- Exercise prompt -
The word "JSON" marks the lines to keep; find each one in the data and copy it.

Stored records
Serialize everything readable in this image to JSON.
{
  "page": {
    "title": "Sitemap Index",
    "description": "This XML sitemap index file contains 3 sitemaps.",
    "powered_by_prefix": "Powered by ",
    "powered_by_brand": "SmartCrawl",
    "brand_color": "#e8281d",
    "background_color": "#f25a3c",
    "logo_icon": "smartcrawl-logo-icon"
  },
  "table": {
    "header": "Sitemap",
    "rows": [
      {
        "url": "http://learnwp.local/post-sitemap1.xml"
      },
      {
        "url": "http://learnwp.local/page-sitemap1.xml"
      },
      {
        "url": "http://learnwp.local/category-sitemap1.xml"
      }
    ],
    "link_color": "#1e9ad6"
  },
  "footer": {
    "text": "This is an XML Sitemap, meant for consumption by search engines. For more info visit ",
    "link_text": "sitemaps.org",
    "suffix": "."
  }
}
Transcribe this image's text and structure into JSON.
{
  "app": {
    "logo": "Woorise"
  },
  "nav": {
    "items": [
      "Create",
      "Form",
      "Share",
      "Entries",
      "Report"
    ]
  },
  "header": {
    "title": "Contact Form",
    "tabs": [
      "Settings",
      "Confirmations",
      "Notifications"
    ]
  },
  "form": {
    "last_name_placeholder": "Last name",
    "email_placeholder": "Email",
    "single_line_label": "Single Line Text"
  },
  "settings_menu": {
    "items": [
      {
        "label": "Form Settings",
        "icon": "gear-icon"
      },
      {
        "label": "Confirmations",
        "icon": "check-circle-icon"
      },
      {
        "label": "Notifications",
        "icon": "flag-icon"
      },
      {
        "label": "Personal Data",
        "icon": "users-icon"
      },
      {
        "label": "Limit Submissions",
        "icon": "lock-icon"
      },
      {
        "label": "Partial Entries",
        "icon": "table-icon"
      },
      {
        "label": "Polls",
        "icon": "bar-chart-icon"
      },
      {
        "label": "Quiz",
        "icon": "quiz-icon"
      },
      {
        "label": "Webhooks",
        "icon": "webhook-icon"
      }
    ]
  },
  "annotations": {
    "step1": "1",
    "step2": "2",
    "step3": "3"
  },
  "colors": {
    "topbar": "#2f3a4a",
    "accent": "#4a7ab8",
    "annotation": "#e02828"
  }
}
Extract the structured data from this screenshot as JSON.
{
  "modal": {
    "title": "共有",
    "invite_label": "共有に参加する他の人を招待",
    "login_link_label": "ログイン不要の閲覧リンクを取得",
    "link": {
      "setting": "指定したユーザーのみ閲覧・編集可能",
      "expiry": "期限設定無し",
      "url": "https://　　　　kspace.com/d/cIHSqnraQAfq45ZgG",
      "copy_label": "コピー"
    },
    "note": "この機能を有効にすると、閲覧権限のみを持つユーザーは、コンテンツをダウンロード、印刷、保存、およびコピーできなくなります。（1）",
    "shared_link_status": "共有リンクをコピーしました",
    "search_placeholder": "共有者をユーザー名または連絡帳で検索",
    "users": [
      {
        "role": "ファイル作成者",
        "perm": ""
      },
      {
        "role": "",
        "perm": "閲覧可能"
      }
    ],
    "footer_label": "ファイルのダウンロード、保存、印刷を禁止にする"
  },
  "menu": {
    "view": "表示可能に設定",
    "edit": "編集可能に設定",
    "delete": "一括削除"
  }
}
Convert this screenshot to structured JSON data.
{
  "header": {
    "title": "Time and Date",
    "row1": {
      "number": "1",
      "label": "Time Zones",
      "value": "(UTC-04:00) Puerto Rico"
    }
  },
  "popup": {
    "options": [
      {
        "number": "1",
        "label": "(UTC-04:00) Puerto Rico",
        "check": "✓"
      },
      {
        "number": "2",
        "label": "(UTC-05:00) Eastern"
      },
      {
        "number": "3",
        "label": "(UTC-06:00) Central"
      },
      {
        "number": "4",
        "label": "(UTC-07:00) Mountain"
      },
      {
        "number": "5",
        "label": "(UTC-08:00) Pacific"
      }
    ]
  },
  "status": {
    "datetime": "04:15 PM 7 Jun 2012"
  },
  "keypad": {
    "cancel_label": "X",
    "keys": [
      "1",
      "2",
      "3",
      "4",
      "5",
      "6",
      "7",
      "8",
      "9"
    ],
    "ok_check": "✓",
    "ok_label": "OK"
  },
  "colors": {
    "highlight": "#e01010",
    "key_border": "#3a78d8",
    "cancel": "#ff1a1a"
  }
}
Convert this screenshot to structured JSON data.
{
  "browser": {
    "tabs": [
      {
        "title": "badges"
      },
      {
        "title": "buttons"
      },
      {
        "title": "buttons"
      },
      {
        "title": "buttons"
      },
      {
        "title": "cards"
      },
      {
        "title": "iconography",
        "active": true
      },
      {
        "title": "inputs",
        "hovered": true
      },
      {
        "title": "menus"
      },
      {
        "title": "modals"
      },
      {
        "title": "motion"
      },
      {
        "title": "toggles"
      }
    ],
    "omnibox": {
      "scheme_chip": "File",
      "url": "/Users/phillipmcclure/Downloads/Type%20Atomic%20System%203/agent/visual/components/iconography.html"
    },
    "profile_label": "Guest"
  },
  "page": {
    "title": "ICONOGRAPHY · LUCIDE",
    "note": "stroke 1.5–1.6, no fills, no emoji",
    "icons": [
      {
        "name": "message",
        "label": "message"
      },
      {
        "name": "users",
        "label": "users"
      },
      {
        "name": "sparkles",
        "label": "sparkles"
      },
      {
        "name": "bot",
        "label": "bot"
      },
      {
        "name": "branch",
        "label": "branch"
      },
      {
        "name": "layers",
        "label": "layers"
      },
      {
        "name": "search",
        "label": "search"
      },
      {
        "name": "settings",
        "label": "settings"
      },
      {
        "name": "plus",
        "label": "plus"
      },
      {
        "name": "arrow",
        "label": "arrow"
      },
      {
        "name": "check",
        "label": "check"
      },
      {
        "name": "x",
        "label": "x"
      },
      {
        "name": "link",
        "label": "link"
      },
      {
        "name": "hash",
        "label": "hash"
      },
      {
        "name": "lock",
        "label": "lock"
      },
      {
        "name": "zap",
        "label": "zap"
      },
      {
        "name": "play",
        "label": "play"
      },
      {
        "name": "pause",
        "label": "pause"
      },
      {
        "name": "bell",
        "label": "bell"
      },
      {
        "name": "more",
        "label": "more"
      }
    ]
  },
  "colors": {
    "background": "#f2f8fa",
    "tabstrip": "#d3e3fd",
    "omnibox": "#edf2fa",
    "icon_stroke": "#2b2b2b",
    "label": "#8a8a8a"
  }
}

- Written response -
Serialize everything readable in this image to JSON.
Transcribe this image's text and structure into JSON.
Extract the structured data from this screenshot as JSON.
Convert this screenshot to structured JSON data.
Convert this screenshot to structured JSON data.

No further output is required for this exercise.